Did the SARS-CoV-2 virus emerge in the human population spontaneously or was it engineered in a laboratory? Several months into this pandemic, there are still many more questions than answers about this stealthy new coronavirus that has commandeered the world stage. Its ability to enter a human population for the first time and spread quickly and with such unpredictable outcomes has led to many conflicting theories and suspicions about its origins.
“People are hungry for basic information to dispel the rumors that are out there,” says Benhur Lee, MD, Professor of Microbiology and Ward-Coleman Chair in Microbiology at the Icahn School of Medicine at Mount Sinai.
In March, Jillian Carmichael, PhD, a postdoctoral fellow in Dr. Lee’s lab, created a blog to address the misinformation and confusion about the COVID-19 disease caused by the virus that she was seeing on social media. In addition, “I was getting so many questions about SARS-CoV-2 from friends and family that I couldn’t answer them all. I decided to reach out to my virology colleagues for help.”
Together with Christian Stevens, an MD/PhD student in the Lee lab, Dr. Carmichael launched a science-communications blog. Since then, they have worked with a team of graduate students and postdoctoral fellows to parse through reams of studies to create an ongoing series of posts that educate the public about what is plausible and what is not based on their knowledge of science and virology, in particular. Their posts have received traffic from more than 100 countries.
One persistent rumor they sought to demystify for the public was whether SARS-CoV-2 could have been deliberately engineered.
“While nothing is impossible in science, there are some things we do know, and it is very unlikely that SARS-CoV-2 could have been designed in a lab,” says Mr. Stevens, who helps engineer viruses in Dr. Lee’s lab. “We have a natural hypothesis that fits all the evidence so far.”
There are two ways to engineer something in biology, Mr. Stevens says. You take what you know works and piece it together so that it works in a new way. Or, you simulate the way nature does it and tweak it in order to make improvements.
“When the exact parts of the SARS-CoV-2 virus are plugged into a computer model, they look like they’re going to perform really badly,” he says. “The computer would tell you this is a terrible idea, try something better. A human would have been unlikely to rationally design this.”
In January, when the Chinese government released the virus’ genome, which showed its similarity to a virus from a horseshoe bat, researchers gained a better understanding of its makeup. They found that no prior studies existed to explain the way in which this new virus worked, and two distinct features made the theory supporting its natural evolution more likely.
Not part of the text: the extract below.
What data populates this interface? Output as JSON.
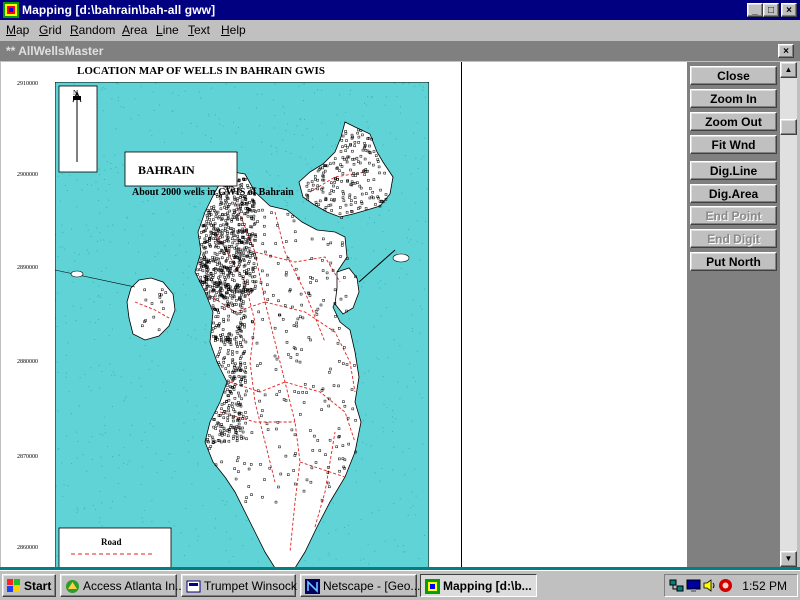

First, a piece of the virus’ spike protein—called the receptor-binding domain (RBD)—provides the virus with an exceptional ability to attach to the ACE2 protein located on the outer surface of cells in various organs. Second, the backbone of the virus—its overall molecular structure—differed substantially from other coronaviruses and mostly resembled related viruses found in bats. If SARS-CoV-2 had been deliberately engineered in a laboratory it would have been constructed from a virus that was known to cause disease, and these did not.
In addition, the SARS-CoV-2 virus has features that would make it difficult to engineer in a lab. The RBD on the spike protein closely resembles that found in a coronavirus in pangolins—an animal also called a “scaly anteater” that is one of the world’s most trafficked. The theory that a bat virus mixed with, potentially, a pangolin virus, mutated, and then jumped to humans continues to make the most sense.
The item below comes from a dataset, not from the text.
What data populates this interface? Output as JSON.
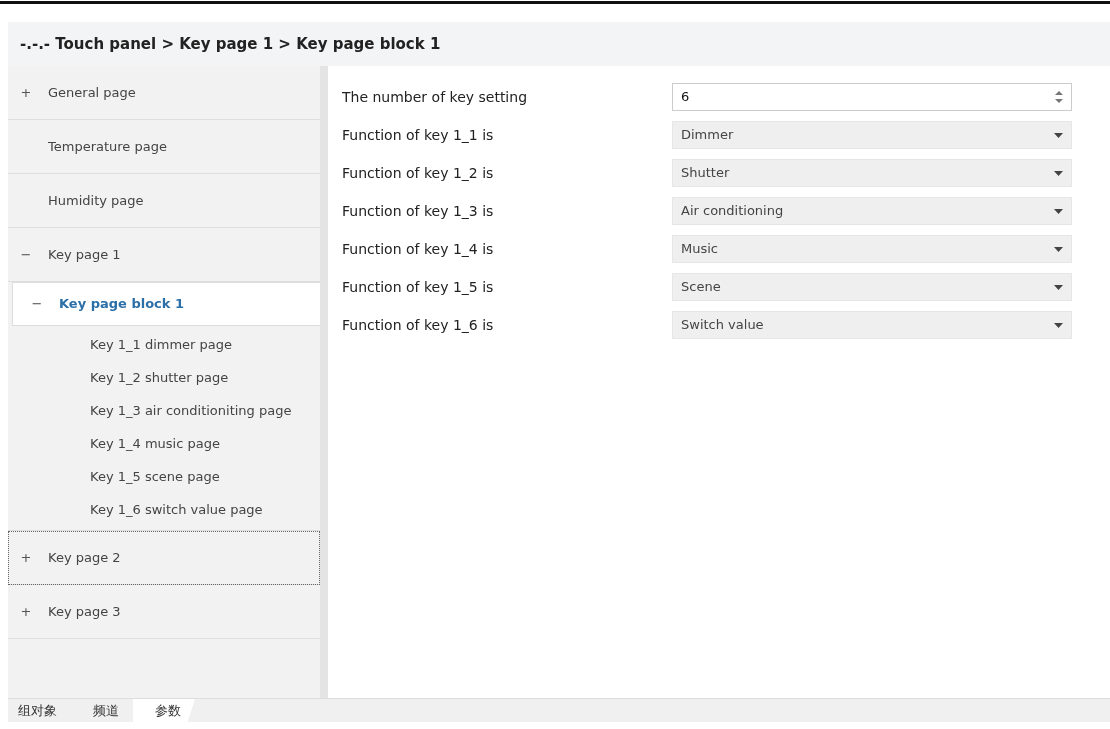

Then, he says, there is the virus’ biological makeup. It has a polybasic cleavage site, which appears to give it the ability to connect to many different tissue types in the human body. While additional testing is needed, early indications are that SARS-CoV-2 does hit many areas of the body in addition to the lungs. By comparison, previous coronaviruses all had monobasic cleavage sites that connected to fewer tissue types. And last, but not least, the virus has O-linked glycans, which may function to shield the virus from the immune system. This means that in order to develop, the virus probably would have needed a human immune system, something unlikely to have been engineered in cell culture.
On the flip side, says Mr. Stevens, there is plenty of evidence to support the premise that the virus emerged naturally and jumped into humans either already possessing the tools it needed to mutate and begin infecting them quickly, or acquiring these tools soon after landing in the human population.